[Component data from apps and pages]

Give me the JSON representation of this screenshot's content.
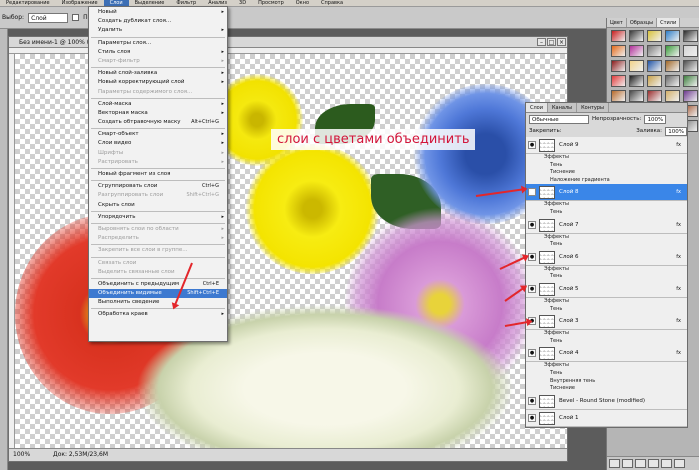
{
  "menubar": {
    "items": [
      "Редактирование",
      "Изображение",
      "Слои",
      "Выделение",
      "Фильтр",
      "Анализ",
      "3D",
      "Просмотр",
      "Окно",
      "Справка"
    ],
    "active_index": 2
  },
  "options": {
    "select_label": "Выбор:",
    "select_value": "Слой",
    "show_label": "Показ"
  },
  "document": {
    "title": "Без имени-1 @ 100% (Слой 8...",
    "zoom": "100%",
    "doc_size": "Док: 2,53M/23,6M"
  },
  "annotation": "слои с цветами объединить",
  "layer_menu": [
    {
      "label": "Новый",
      "arrow": true
    },
    {
      "label": "Создать дубликат слоя..."
    },
    {
      "label": "Удалить",
      "arrow": true
    },
    {
      "sep": true
    },
    {
      "label": "Параметры слоя..."
    },
    {
      "label": "Стиль слоя",
      "arrow": true
    },
    {
      "label": "Смарт-фильтр",
      "disabled": true,
      "arrow": true
    },
    {
      "sep": true
    },
    {
      "label": "Новый слой-заливка",
      "arrow": true
    },
    {
      "label": "Новый корректирующий слой",
      "arrow": true
    },
    {
      "label": "Параметры содержимого слоя...",
      "disabled": true
    },
    {
      "sep": true
    },
    {
      "label": "Слой-маска",
      "arrow": true
    },
    {
      "label": "Векторная маска",
      "arrow": true
    },
    {
      "label": "Создать обтравочную маску",
      "shortcut": "Alt+Ctrl+G"
    },
    {
      "sep": true
    },
    {
      "label": "Смарт-объект",
      "arrow": true
    },
    {
      "label": "Слои видео",
      "arrow": true
    },
    {
      "label": "Шрифты",
      "disabled": true,
      "arrow": true
    },
    {
      "label": "Растрировать",
      "disabled": true,
      "arrow": true
    },
    {
      "sep": true
    },
    {
      "label": "Новый фрагмент из слоя"
    },
    {
      "sep": true
    },
    {
      "label": "Сгруппировать слои",
      "shortcut": "Ctrl+G"
    },
    {
      "label": "Разгруппировать слои",
      "shortcut": "Shift+Ctrl+G",
      "disabled": true
    },
    {
      "label": "Скрыть слои"
    },
    {
      "sep": true
    },
    {
      "label": "Упорядочить",
      "arrow": true
    },
    {
      "sep": true
    },
    {
      "label": "Выровнять слои по области",
      "disabled": true,
      "arrow": true
    },
    {
      "label": "Распределить",
      "disabled": true,
      "arrow": true
    },
    {
      "sep": true
    },
    {
      "label": "Закрепить все слои в группе...",
      "disabled": true
    },
    {
      "sep": true
    },
    {
      "label": "Связать слои",
      "disabled": true
    },
    {
      "label": "Выделить связанные слои",
      "disabled": true
    },
    {
      "sep": true
    },
    {
      "label": "Объединить с предыдущим",
      "shortcut": "Ctrl+E"
    },
    {
      "label": "Объединить видимые",
      "shortcut": "Shift+Ctrl+E",
      "highlighted": true
    },
    {
      "label": "Выполнить сведение"
    },
    {
      "sep": true
    },
    {
      "label": "Обработка краев",
      "arrow": true
    }
  ],
  "swatches_tabs": [
    "Цвет",
    "Образцы",
    "Стили"
  ],
  "swatch_colors": [
    "#c81e1e",
    "#3a3a3a",
    "#d8c23a",
    "#2f7fc9",
    "#2c2c2c",
    "#e46a1a",
    "#b12f9a",
    "#7a7a7a",
    "#3c9c3c",
    "#d3d3d3",
    "#8c1c1c",
    "#f2d38a",
    "#2356a8",
    "#a36a2a",
    "#505050",
    "#e23b3b",
    "#1f1f1f",
    "#c9a24a",
    "#6b6b6b",
    "#3f7f3f",
    "#b86a2a",
    "#4a4a4a",
    "#9c2f2f",
    "#d4b06a",
    "#6e3b8f",
    "#2a2a2a",
    "#cc3b3b",
    "#5b8fd6",
    "#9b9b9b",
    "#a0522d",
    "#d7c3a0",
    "#474747",
    "#b03a2e",
    "#4f7fb0",
    "#808080"
  ],
  "layers": {
    "tabs": [
      "Слои",
      "Каналы",
      "Контуры"
    ],
    "blend_mode": "Обычные",
    "opacity_label": "Непрозрачность:",
    "opacity_value": "100%",
    "lock_label": "Закрепить:",
    "fill_label": "Заливка:",
    "fill_value": "100%",
    "rows": [
      {
        "type": "layer",
        "name": "Слой 9",
        "fx": "fx"
      },
      {
        "type": "sub",
        "name": "Эффекты"
      },
      {
        "type": "sub",
        "name": "Тень"
      },
      {
        "type": "sub",
        "name": "Тиснение"
      },
      {
        "type": "sub",
        "name": "Наложение градиента"
      },
      {
        "type": "layer",
        "name": "Слой 8",
        "fx": "fx",
        "selected": true
      },
      {
        "type": "sub",
        "name": "Эффекты"
      },
      {
        "type": "sub",
        "name": "Тень"
      },
      {
        "type": "layer",
        "name": "Слой 7",
        "fx": "fx"
      },
      {
        "type": "sub",
        "name": "Эффекты"
      },
      {
        "type": "sub",
        "name": "Тень"
      },
      {
        "type": "layer",
        "name": "Слой 6",
        "fx": "fx"
      },
      {
        "type": "sub",
        "name": "Эффекты"
      },
      {
        "type": "sub",
        "name": "Тень"
      },
      {
        "type": "layer",
        "name": "Слой 5",
        "fx": "fx"
      },
      {
        "type": "sub",
        "name": "Эффекты"
      },
      {
        "type": "sub",
        "name": "Тень"
      },
      {
        "type": "layer",
        "name": "Слой 3",
        "fx": "fx"
      },
      {
        "type": "sub",
        "name": "Эффекты"
      },
      {
        "type": "sub",
        "name": "Тень"
      },
      {
        "type": "layer",
        "name": "Слой 4",
        "fx": "fx"
      },
      {
        "type": "sub",
        "name": "Эффекты"
      },
      {
        "type": "sub",
        "name": "Тень"
      },
      {
        "type": "sub",
        "name": "Внутренняя тень"
      },
      {
        "type": "sub",
        "name": "Тиснение"
      },
      {
        "type": "layer",
        "name": "Bevel - Round Stone (modified)"
      },
      {
        "type": "layer",
        "name": "Слой 1"
      }
    ]
  }
}
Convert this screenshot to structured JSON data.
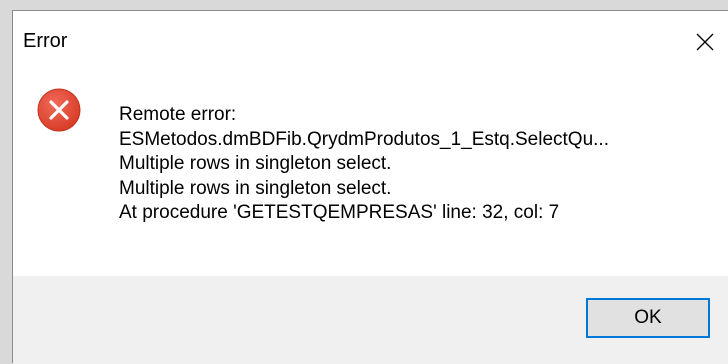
{
  "dialog": {
    "title": "Error",
    "icon": "error-circle-x-icon",
    "message_lines": [
      "Remote error:",
      "ESMetodos.dmBDFib.QrydmProdutos_1_Estq.SelectQu...",
      "Multiple rows in singleton select.",
      "Multiple rows in singleton select.",
      "At procedure 'GETESTQEMPRESAS' line: 32, col: 7"
    ],
    "ok_label": "OK"
  },
  "colors": {
    "error_red": "#e81123",
    "focus_blue": "#0078d7",
    "footer_bg": "#f0f0f0"
  }
}
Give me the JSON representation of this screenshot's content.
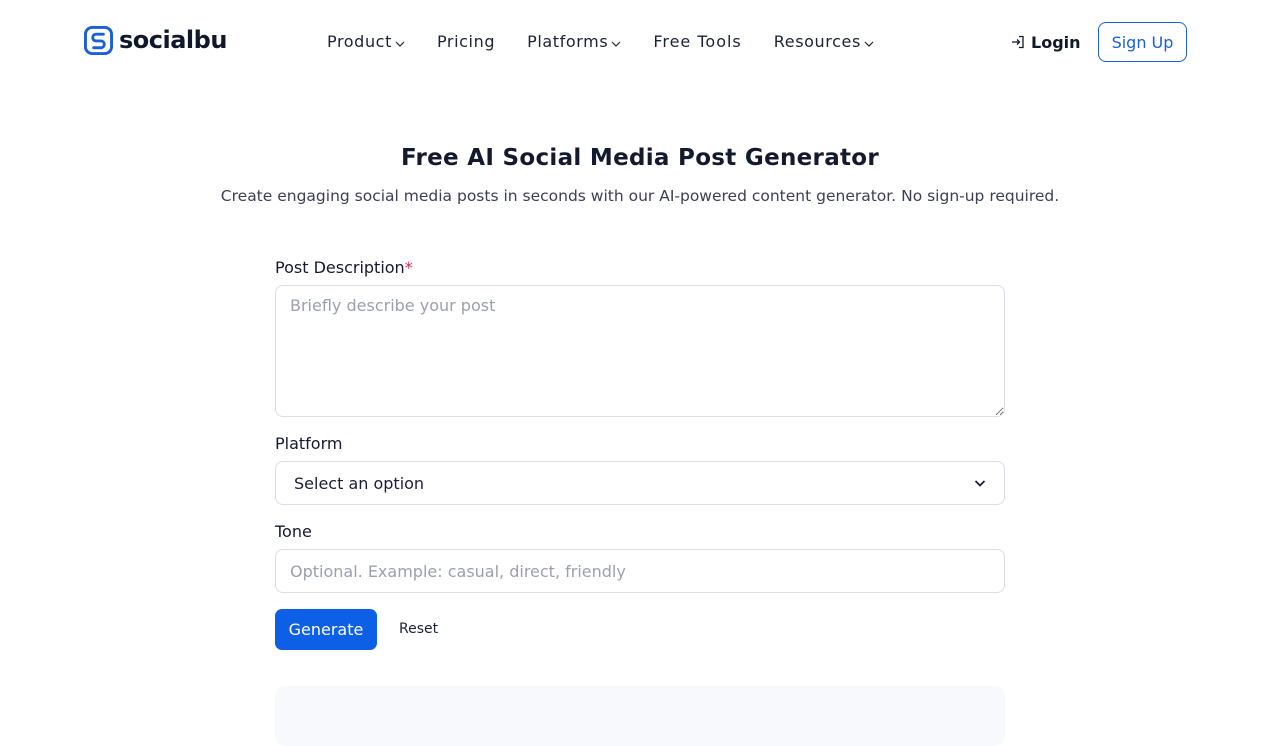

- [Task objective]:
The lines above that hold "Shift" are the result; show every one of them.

- [Output of the task]:
      "shortcut": "Shift+Ctrl+G",
      "shortcut": "Shift+Ctrl+E",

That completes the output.